Hare’s a quiz just waiting for somebunny to hop to it.

Now that you’re all ears, let’s discuss rabbits and hares in the Bay watershed.

Despite their having incisors that continue to grow throughout their life, rabbits and hares are not rodents, but belong to the order Lagomorpha (which means hare-shaped animal) and are the only two members of the Leporidae family.

Leporids have long ears, long hind legs and bulging eyes that are situated on the sides of their heads and allow these creatures a wide range of vision. All of these characteristics help these animals to escape predators, which include coyotes, weasels, minks, skunks, cats, dogs, foxes, bobcats, hawks, owls, snakes and humans or basically, almost every carnivore large enough to eat it. A nocturnal nosher, a rabbit or hare’s diet is typically 90 percent grass, although they will eat almost any form of vegetation.

Unlike most other mammals, leporid females are generally larger than the males.

Now that you know how rabbits and hares are alike, can you help to tell them apart

A. Hare

B. Rabbit

1. Which creature tends to have both longer ears and hind legs? Because of this, it is more likely to try to outrun a predator, while the other creature will attempt to evade an enemy by trying to take cover in dense vegetation or another hiding spot.

2. Which young are able to fend for themselves within hours of birth?

3. Which mother will pluck the fur from her breast to her belly to line her babies’ nest and make her nipples more accessible?

4. Which is the generally more social creature?

5. Match up these species of rabbits and hares found in the Bay watershed with their descriptions.
A. Eastern Cottontail
B. European Hare
C. European Rabbit
D. Marsh Rabbit
E. New England Cottontail
F. Snowshoe Hare

s This creature turns white in the winter if it lives in a habitat that gets snow during that season. This white pelage may be mottled with brown, though, and the the tips of its ears remain black.

n This creature gives birth to more than six litters in a year, each with four to 12 young. It is a pest in agricultural areas, and its extensive burrows, called x warrens, can pose a threat to the xffoundations of nearby structures.

H Populations of this meadow creature rise when forests are cleared for agriculture and decline in areas where forests are once again taking over. Because most of its diet consists of grass, it does well in suburbs with their smorgasbord of lawns.

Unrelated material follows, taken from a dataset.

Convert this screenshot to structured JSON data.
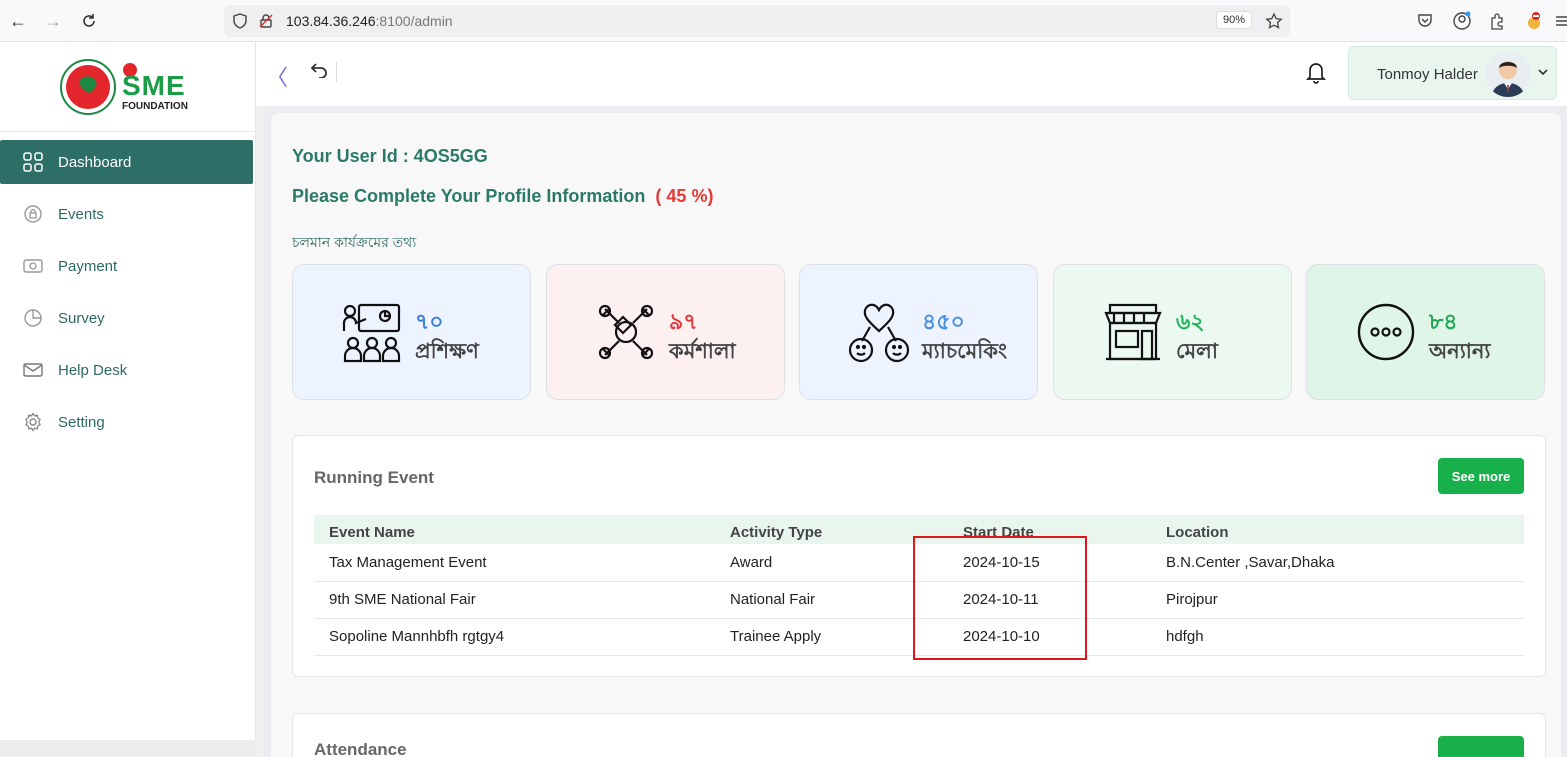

u This animal’s habitat is restricted to swamps and marshes. When it is threatened, it is able to take cover in the water, where it floats, with only its nose and eyes visible.

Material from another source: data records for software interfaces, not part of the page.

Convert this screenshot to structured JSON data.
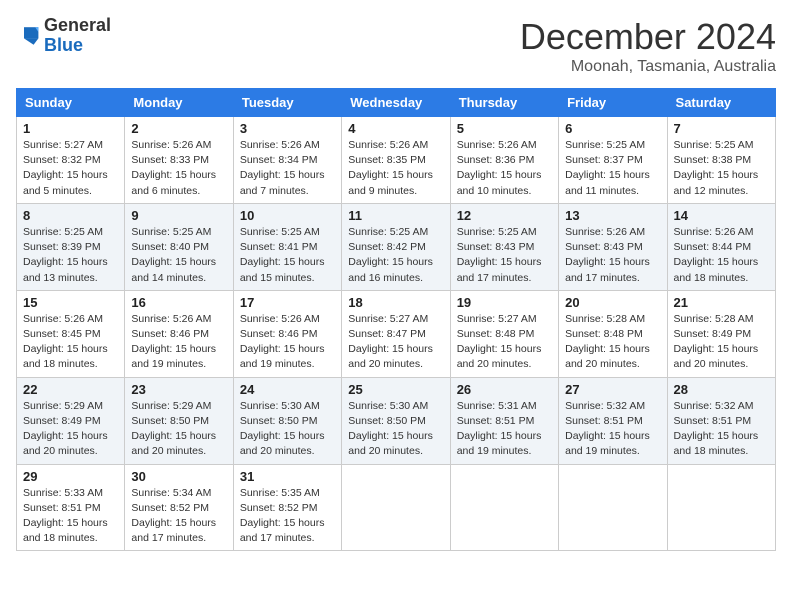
{
  "header": {
    "logo_general": "General",
    "logo_blue": "Blue",
    "month_title": "December 2024",
    "location": "Moonah, Tasmania, Australia"
  },
  "days_of_week": [
    "Sunday",
    "Monday",
    "Tuesday",
    "Wednesday",
    "Thursday",
    "Friday",
    "Saturday"
  ],
  "weeks": [
    [
      {
        "day": "1",
        "sunrise": "5:27 AM",
        "sunset": "8:32 PM",
        "daylight": "15 hours and 5 minutes."
      },
      {
        "day": "2",
        "sunrise": "5:26 AM",
        "sunset": "8:33 PM",
        "daylight": "15 hours and 6 minutes."
      },
      {
        "day": "3",
        "sunrise": "5:26 AM",
        "sunset": "8:34 PM",
        "daylight": "15 hours and 7 minutes."
      },
      {
        "day": "4",
        "sunrise": "5:26 AM",
        "sunset": "8:35 PM",
        "daylight": "15 hours and 9 minutes."
      },
      {
        "day": "5",
        "sunrise": "5:26 AM",
        "sunset": "8:36 PM",
        "daylight": "15 hours and 10 minutes."
      },
      {
        "day": "6",
        "sunrise": "5:25 AM",
        "sunset": "8:37 PM",
        "daylight": "15 hours and 11 minutes."
      },
      {
        "day": "7",
        "sunrise": "5:25 AM",
        "sunset": "8:38 PM",
        "daylight": "15 hours and 12 minutes."
      }
    ],
    [
      {
        "day": "8",
        "sunrise": "5:25 AM",
        "sunset": "8:39 PM",
        "daylight": "15 hours and 13 minutes."
      },
      {
        "day": "9",
        "sunrise": "5:25 AM",
        "sunset": "8:40 PM",
        "daylight": "15 hours and 14 minutes."
      },
      {
        "day": "10",
        "sunrise": "5:25 AM",
        "sunset": "8:41 PM",
        "daylight": "15 hours and 15 minutes."
      },
      {
        "day": "11",
        "sunrise": "5:25 AM",
        "sunset": "8:42 PM",
        "daylight": "15 hours and 16 minutes."
      },
      {
        "day": "12",
        "sunrise": "5:25 AM",
        "sunset": "8:43 PM",
        "daylight": "15 hours and 17 minutes."
      },
      {
        "day": "13",
        "sunrise": "5:26 AM",
        "sunset": "8:43 PM",
        "daylight": "15 hours and 17 minutes."
      },
      {
        "day": "14",
        "sunrise": "5:26 AM",
        "sunset": "8:44 PM",
        "daylight": "15 hours and 18 minutes."
      }
    ],
    [
      {
        "day": "15",
        "sunrise": "5:26 AM",
        "sunset": "8:45 PM",
        "daylight": "15 hours and 18 minutes."
      },
      {
        "day": "16",
        "sunrise": "5:26 AM",
        "sunset": "8:46 PM",
        "daylight": "15 hours and 19 minutes."
      },
      {
        "day": "17",
        "sunrise": "5:26 AM",
        "sunset": "8:46 PM",
        "daylight": "15 hours and 19 minutes."
      },
      {
        "day": "18",
        "sunrise": "5:27 AM",
        "sunset": "8:47 PM",
        "daylight": "15 hours and 20 minutes."
      },
      {
        "day": "19",
        "sunrise": "5:27 AM",
        "sunset": "8:48 PM",
        "daylight": "15 hours and 20 minutes."
      },
      {
        "day": "20",
        "sunrise": "5:28 AM",
        "sunset": "8:48 PM",
        "daylight": "15 hours and 20 minutes."
      },
      {
        "day": "21",
        "sunrise": "5:28 AM",
        "sunset": "8:49 PM",
        "daylight": "15 hours and 20 minutes."
      }
    ],
    [
      {
        "day": "22",
        "sunrise": "5:29 AM",
        "sunset": "8:49 PM",
        "daylight": "15 hours and 20 minutes."
      },
      {
        "day": "23",
        "sunrise": "5:29 AM",
        "sunset": "8:50 PM",
        "daylight": "15 hours and 20 minutes."
      },
      {
        "day": "24",
        "sunrise": "5:30 AM",
        "sunset": "8:50 PM",
        "daylight": "15 hours and 20 minutes."
      },
      {
        "day": "25",
        "sunrise": "5:30 AM",
        "sunset": "8:50 PM",
        "daylight": "15 hours and 20 minutes."
      },
      {
        "day": "26",
        "sunrise": "5:31 AM",
        "sunset": "8:51 PM",
        "daylight": "15 hours and 19 minutes."
      },
      {
        "day": "27",
        "sunrise": "5:32 AM",
        "sunset": "8:51 PM",
        "daylight": "15 hours and 19 minutes."
      },
      {
        "day": "28",
        "sunrise": "5:32 AM",
        "sunset": "8:51 PM",
        "daylight": "15 hours and 18 minutes."
      }
    ],
    [
      {
        "day": "29",
        "sunrise": "5:33 AM",
        "sunset": "8:51 PM",
        "daylight": "15 hours and 18 minutes."
      },
      {
        "day": "30",
        "sunrise": "5:34 AM",
        "sunset": "8:52 PM",
        "daylight": "15 hours and 17 minutes."
      },
      {
        "day": "31",
        "sunrise": "5:35 AM",
        "sunset": "8:52 PM",
        "daylight": "15 hours and 17 minutes."
      },
      null,
      null,
      null,
      null
    ]
  ]
}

6 This is the critter that gave birth to the Easter Bunny legend. When it is being chased, it can leap over 5-foot obstacles and leap 12 feet in a single bound.

§ This creature rarely emerges from cover and is rarely seen. It is more likely to live in a dense woods or mountainous area than its meadow-loving cousin, which is almost identical in appearance.

Kathleen A. Gaskell, the layout & design editor for the Bay Journal, has been involved with several environmental programs for children.


1-A 2-A 3-B 4-B 5: A-H B-6 C-n D-u E-§ F-s
In A Family Way: 1. Doe 2. Buck 3. Kitten or Bunny 4. Leveret